- **INSTRUCTIONS TO FOLLOW**
What is the count of lines in the data that hold the string "Генеральный"? State the number alone.

(Web page and app entries)
◆ ◆ ◆ ◆

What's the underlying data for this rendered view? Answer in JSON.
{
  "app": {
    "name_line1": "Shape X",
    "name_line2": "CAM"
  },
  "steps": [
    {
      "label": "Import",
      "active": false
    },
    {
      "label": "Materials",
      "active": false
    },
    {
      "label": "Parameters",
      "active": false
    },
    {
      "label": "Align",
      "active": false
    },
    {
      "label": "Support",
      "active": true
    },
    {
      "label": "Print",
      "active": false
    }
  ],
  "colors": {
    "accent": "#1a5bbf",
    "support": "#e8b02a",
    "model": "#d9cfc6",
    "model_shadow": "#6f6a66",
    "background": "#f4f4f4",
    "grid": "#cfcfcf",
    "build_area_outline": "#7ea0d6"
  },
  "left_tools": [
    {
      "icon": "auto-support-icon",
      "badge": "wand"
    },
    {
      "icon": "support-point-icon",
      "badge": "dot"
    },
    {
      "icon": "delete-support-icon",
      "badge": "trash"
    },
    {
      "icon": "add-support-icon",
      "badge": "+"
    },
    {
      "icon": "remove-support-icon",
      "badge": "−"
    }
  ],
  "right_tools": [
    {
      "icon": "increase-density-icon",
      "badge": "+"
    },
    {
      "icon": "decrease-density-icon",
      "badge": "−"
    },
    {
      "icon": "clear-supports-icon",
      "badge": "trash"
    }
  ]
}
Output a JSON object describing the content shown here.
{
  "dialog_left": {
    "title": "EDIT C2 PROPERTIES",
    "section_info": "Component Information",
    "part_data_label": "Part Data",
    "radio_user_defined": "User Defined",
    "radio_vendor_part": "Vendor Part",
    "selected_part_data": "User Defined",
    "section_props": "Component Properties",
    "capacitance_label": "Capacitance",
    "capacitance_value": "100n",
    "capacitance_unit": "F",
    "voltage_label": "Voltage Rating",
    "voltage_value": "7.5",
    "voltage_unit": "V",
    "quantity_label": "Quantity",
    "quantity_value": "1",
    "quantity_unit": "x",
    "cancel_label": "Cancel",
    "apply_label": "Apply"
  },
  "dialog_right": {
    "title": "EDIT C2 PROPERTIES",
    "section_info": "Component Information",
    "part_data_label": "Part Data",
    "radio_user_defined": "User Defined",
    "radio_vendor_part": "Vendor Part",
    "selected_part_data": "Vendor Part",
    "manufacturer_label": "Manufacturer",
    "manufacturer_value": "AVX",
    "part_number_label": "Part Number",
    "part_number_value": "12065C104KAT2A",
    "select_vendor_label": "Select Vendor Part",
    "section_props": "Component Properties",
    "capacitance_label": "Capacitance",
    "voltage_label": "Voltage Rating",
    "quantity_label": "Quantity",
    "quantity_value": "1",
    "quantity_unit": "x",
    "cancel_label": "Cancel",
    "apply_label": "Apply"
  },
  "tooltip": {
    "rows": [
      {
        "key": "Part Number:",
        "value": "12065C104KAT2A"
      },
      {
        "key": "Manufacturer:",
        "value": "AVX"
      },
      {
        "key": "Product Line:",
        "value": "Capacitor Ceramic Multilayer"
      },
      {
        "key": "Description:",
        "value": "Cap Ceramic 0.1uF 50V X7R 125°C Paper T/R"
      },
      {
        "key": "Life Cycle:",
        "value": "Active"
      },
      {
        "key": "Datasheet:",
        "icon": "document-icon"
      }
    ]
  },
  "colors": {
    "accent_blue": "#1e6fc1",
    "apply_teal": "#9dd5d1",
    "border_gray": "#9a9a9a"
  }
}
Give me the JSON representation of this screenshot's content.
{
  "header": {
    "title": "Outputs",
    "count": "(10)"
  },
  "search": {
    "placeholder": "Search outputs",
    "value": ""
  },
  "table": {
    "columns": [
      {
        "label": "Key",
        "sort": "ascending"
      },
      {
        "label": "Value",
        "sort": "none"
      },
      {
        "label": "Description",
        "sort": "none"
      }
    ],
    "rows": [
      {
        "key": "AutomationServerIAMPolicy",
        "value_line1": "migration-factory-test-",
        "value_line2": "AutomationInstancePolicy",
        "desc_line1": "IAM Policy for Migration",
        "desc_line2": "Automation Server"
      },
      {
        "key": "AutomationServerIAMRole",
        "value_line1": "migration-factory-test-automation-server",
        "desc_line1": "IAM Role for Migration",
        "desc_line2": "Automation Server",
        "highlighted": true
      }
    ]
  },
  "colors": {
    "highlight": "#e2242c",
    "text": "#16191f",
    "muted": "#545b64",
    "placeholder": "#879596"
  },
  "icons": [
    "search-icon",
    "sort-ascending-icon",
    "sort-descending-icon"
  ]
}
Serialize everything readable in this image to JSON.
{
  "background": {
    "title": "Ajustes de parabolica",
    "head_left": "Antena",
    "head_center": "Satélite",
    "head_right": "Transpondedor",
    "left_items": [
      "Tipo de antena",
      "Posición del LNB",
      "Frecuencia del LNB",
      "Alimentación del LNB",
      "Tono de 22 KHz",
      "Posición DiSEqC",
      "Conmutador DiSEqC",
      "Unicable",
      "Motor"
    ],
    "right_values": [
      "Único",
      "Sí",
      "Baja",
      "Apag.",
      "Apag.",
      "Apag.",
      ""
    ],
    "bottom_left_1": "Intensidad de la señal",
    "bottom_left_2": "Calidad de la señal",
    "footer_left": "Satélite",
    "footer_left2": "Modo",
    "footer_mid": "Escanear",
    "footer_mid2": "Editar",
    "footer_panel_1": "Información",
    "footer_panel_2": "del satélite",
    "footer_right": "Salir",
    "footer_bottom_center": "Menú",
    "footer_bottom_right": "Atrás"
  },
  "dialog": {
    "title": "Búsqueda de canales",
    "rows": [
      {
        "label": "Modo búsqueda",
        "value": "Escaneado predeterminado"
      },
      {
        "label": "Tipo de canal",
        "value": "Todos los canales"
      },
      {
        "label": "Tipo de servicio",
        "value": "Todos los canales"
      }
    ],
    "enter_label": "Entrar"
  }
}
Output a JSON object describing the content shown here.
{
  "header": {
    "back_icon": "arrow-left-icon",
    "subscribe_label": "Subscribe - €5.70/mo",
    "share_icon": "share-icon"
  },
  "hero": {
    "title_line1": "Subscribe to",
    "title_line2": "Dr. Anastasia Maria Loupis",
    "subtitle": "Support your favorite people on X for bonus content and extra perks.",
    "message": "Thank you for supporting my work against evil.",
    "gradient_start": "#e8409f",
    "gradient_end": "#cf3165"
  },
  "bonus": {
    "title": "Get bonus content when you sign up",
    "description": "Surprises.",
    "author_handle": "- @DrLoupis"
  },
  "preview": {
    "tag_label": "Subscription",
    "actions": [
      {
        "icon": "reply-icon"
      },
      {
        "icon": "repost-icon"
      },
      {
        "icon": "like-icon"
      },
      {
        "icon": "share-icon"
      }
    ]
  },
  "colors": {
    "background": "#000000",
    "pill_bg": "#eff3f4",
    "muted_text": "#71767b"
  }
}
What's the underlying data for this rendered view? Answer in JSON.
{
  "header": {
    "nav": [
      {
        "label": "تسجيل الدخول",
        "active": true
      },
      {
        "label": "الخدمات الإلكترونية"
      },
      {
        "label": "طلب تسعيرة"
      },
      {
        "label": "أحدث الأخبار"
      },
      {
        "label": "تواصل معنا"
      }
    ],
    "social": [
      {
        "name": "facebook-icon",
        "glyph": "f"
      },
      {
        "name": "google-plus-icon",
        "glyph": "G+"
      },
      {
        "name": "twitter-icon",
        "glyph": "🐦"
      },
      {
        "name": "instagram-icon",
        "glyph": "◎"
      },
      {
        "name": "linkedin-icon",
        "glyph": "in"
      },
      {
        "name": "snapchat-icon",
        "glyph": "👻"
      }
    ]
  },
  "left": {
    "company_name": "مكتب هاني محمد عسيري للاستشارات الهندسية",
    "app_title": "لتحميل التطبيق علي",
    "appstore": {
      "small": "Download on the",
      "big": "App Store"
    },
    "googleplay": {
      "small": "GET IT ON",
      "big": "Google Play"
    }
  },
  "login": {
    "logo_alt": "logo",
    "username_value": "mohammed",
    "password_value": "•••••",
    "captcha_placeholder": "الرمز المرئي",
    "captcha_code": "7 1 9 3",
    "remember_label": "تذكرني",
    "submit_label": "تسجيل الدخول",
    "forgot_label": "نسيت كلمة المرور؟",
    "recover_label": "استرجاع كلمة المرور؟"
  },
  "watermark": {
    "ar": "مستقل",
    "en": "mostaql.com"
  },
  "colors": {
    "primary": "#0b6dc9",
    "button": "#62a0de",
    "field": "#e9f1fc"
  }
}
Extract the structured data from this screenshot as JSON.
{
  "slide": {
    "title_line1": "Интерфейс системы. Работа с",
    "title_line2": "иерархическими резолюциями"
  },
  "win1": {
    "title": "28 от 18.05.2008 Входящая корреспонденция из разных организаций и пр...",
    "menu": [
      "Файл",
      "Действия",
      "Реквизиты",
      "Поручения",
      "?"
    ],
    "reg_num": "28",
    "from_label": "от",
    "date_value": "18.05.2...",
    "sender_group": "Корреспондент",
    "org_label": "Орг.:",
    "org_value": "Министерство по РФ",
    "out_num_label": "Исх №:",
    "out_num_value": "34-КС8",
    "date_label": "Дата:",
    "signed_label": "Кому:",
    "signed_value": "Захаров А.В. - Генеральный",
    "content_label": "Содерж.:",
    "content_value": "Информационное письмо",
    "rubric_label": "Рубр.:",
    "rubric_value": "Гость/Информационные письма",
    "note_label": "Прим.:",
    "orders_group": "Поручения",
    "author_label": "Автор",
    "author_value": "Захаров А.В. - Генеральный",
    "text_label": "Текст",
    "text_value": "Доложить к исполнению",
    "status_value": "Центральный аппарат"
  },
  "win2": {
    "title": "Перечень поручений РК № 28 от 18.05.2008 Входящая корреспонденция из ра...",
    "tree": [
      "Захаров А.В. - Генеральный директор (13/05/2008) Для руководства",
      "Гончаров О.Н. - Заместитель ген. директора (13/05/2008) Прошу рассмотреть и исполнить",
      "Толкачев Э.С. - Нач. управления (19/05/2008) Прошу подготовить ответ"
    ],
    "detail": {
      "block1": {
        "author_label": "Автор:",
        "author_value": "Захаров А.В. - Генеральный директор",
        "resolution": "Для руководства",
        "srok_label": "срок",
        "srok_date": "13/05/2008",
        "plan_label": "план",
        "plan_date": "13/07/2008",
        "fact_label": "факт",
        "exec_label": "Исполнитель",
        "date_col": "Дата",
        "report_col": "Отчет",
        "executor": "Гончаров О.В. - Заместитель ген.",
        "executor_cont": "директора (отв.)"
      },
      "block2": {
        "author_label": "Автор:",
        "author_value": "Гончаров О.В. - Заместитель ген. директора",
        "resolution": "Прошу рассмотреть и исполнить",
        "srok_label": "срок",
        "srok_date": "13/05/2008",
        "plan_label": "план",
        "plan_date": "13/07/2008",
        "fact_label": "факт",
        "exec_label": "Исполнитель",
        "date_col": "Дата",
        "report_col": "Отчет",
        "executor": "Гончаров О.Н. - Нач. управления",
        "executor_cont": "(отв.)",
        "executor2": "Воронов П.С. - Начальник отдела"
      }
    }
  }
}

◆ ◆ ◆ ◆

- **EXPECTED ANSWER**
4